- Mitral valve balloon valvuloplasty: In patients with less severe stenosis, the doctor inflates a balloon inside the damaged valve. This opens the valve and restores blood flow.
- Transcatheter mitral valve repair: This procedure is used in patients with mitral valve regurgitation who are not candidates for open-heart surgery. The doctor inserts a clip to hold together a small area of the mitral valve. This allows blood to flow on either side of the clip when the valve is open but reduces backflow when the valve closes. Learn more about transcatheter mitral valve repair.
Some procedures require a larger catheter inserted through a small incision on the left side of the chest. Our doctor guides the catheter through the tip (apex) of the heart into the left ventricle. Several clinical trials are available that use this approach for:
- Valve replacement: The doctor delivers a collapsible replacement valve through the catheter, expands it in place and ensures a good fit. If needed, the valve can be repositioned or removed. A tether connected to the valve is attached to the bottom of the ventricle to provide support. Clinical trials for mitral valve replacement using smaller valves inserted through the groin will be available at Frankel Cardiovascular Center soon.
- Chord replacement: Chords are fibers that support the mitral valve and prevent prolapse. The doctor attaches new chords to prolapsed sections of the leaflets and secures them to the ventricle wall. This system, called the HARPOON™ Beating Heart Mitral Valve Repair System, is available through the RESTORE clinical trial.
At the Frankel Cardiovascular Center, we have established a team of experts skilled in transcatheter approaches. We call this the MATRIx team (Mitral and Tricuspid Intervention team). They evaluate patients to determine if they are candidates for transcatheter approaches and coordinate their care.

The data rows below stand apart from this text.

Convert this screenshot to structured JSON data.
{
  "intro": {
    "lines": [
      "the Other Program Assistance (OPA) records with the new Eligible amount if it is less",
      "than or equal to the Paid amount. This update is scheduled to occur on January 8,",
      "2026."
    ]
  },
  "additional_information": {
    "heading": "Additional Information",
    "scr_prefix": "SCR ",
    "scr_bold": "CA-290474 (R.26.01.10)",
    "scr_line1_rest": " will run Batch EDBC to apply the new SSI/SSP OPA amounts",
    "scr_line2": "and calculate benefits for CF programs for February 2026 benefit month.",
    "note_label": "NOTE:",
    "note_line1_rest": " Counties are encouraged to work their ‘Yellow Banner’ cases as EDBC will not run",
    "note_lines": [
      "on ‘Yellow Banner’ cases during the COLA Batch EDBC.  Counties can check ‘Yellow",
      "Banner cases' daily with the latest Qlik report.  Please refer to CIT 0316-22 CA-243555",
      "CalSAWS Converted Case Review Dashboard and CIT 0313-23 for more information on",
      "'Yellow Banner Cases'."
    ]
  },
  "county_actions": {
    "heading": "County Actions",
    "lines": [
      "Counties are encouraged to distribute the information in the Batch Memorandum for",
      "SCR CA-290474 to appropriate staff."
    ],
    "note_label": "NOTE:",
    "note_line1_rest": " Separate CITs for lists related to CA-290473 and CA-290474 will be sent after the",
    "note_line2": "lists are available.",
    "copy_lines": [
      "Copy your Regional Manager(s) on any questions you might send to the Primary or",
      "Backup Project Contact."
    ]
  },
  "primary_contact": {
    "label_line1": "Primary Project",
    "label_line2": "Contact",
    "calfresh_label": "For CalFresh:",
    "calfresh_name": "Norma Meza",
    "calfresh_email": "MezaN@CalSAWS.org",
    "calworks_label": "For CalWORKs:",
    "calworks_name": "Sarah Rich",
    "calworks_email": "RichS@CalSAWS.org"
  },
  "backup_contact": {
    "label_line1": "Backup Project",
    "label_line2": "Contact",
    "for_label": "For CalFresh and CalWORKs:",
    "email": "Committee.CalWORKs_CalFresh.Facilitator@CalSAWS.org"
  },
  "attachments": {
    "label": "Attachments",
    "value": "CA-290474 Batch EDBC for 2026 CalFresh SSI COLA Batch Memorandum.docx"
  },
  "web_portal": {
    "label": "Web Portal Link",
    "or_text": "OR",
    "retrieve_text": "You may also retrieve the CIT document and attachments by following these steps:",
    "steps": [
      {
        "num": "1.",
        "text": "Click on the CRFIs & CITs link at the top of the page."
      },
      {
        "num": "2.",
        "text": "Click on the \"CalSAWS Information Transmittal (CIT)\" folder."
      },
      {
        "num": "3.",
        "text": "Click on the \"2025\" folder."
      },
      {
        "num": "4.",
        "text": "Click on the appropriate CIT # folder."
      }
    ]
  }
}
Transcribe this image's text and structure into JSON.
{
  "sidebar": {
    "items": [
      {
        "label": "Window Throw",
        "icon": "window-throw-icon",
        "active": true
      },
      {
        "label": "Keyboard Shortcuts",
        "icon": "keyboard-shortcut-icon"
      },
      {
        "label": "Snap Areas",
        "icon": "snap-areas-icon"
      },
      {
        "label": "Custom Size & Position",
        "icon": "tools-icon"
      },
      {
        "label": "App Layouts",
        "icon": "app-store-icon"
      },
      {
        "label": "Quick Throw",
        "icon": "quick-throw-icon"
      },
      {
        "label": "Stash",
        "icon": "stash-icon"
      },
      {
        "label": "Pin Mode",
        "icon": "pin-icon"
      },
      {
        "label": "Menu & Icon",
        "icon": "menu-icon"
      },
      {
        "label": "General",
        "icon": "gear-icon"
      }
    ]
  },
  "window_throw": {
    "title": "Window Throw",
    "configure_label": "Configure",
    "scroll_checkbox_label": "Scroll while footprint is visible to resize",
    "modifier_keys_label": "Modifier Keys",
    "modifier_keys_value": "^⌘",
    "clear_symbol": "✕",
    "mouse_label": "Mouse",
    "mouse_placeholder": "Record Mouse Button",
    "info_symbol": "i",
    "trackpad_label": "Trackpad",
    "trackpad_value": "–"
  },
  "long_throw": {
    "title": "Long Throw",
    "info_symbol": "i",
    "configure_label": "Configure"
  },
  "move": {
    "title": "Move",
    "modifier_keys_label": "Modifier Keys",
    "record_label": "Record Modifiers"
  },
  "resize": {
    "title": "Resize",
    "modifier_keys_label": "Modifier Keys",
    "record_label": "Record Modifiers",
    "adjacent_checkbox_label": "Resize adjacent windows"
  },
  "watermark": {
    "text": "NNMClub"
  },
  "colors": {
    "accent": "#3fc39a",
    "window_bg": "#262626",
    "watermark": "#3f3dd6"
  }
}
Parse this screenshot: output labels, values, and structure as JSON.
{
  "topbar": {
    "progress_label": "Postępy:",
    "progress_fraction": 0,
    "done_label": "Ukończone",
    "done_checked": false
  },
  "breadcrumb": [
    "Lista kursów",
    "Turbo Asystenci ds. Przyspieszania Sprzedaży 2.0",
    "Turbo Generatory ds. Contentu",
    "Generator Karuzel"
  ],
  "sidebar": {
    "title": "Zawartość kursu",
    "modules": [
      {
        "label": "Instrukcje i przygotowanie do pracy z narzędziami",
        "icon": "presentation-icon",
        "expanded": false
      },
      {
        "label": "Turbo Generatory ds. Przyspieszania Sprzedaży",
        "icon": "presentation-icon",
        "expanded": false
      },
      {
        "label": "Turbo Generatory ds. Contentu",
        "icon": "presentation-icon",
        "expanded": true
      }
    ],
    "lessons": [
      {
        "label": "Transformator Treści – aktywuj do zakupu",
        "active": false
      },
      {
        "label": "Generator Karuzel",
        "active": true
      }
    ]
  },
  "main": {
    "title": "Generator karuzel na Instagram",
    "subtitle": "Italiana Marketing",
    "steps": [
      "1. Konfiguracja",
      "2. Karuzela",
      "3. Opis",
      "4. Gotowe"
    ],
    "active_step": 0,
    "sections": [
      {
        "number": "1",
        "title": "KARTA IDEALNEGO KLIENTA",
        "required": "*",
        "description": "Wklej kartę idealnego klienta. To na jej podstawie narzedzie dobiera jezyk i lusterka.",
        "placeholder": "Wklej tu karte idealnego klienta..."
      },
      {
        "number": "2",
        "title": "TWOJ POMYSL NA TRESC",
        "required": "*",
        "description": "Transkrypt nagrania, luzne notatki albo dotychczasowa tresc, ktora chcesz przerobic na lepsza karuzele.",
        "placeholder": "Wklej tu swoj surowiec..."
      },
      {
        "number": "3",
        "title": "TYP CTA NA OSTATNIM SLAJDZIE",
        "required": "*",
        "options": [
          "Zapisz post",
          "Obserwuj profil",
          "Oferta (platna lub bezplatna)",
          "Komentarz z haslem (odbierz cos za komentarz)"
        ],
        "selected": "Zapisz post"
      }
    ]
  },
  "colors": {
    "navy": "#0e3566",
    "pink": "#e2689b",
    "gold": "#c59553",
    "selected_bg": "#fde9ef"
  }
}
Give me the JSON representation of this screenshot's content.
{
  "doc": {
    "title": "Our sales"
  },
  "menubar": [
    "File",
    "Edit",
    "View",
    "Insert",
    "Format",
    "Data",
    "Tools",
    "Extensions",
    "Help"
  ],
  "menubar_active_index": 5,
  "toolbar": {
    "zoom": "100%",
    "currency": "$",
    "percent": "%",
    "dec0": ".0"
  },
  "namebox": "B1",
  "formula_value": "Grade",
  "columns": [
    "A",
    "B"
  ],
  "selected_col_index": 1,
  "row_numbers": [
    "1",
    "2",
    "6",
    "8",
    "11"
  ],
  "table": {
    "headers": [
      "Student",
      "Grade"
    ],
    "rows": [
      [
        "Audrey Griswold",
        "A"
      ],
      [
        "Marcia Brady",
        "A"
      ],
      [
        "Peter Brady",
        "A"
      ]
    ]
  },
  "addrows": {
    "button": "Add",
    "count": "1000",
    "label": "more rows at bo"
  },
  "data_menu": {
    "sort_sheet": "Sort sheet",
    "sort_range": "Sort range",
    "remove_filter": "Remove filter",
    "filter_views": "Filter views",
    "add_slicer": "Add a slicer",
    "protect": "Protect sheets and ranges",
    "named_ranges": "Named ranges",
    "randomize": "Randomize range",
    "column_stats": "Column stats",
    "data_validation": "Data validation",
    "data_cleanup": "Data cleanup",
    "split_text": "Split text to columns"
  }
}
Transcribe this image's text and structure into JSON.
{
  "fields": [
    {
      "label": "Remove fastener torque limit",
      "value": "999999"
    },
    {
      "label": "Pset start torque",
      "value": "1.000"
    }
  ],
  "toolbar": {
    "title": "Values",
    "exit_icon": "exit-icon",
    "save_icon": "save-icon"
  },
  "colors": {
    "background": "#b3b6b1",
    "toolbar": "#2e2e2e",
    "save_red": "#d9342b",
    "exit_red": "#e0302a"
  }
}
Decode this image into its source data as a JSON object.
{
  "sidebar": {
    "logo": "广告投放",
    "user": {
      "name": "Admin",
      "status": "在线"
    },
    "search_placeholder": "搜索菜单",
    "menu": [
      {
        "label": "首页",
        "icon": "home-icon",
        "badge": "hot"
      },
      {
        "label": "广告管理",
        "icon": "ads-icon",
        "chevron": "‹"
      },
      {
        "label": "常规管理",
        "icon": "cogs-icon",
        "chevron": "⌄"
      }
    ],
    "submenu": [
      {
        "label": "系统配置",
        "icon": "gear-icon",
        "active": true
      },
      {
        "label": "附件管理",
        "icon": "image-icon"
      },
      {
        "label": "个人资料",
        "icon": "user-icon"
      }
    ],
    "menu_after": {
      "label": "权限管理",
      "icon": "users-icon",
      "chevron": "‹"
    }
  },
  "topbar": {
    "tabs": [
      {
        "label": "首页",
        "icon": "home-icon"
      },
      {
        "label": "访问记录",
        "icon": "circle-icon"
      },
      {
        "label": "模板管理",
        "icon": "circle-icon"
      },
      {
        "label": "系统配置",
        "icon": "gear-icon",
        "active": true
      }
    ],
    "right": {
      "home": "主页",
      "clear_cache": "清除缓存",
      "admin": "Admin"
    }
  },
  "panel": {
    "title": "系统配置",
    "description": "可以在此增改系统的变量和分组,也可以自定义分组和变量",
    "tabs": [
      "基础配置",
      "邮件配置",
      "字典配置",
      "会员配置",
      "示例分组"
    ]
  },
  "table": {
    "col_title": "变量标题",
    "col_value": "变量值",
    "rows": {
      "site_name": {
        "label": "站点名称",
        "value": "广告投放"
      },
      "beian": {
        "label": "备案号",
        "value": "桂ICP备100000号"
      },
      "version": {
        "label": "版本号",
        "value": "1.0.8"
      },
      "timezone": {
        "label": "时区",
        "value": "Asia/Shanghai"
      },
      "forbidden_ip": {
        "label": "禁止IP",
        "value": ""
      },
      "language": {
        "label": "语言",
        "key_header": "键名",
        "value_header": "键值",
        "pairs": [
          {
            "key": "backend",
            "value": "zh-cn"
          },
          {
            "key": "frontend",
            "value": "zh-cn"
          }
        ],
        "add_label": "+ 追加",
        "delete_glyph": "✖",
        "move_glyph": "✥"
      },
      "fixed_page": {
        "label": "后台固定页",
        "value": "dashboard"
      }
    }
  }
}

Our doctors often use a minimally invasive surgical approach to repair or replace the mitral valve. During this type of surgery, the doctor accesses the heart through an incision between the ribs (thoracotomy).
The surgical team stops the heartbeat while a heart-lung machine continues to circulate blood to the body. The doctor replaces or repairs the valve and performs other surgical procedures as needed. The team then restarts the heart, restores blood flow and closes the incision.
In some cases, we recommend open-heart surgery for patients with severe mitral prolapse or multiple heart conditions, or for those who have had previous operations.
During open-heart surgery, the doctor makes an incision in your breastbone and opens your chest. The procedure, called a sternotomy, allows the doctor direct access to your heart and mitral valve. The surgical team stops the heartbeat while maintaining blood flow to the body using a heart-lung machine.
Our surgical teams are among the best in the country. We perform a high volume of complex surgical procedures and have excellent outcomes.
Procedures to Address Other Heart and Valve Conditions
Mitral valve disease frequently occurs with other heart and valve conditions. For example, 30% to 40% of patients with mitral valve disease have atrial fibrillation (irregular heartbeat). It is also common to have both mitral valve and tricuspid valve disease.
Our doctors combine treatments, using minimally invasive approaches as much as possible. At the Frankel Cardiovascular Center, we have experts in all types of cardiovascular conditions. They work together to address all your heart conditions and reduce the need for multiple surgeries.
Make an Appointment
Physicians: To refer a patient, call M-Line at 800-962-3555.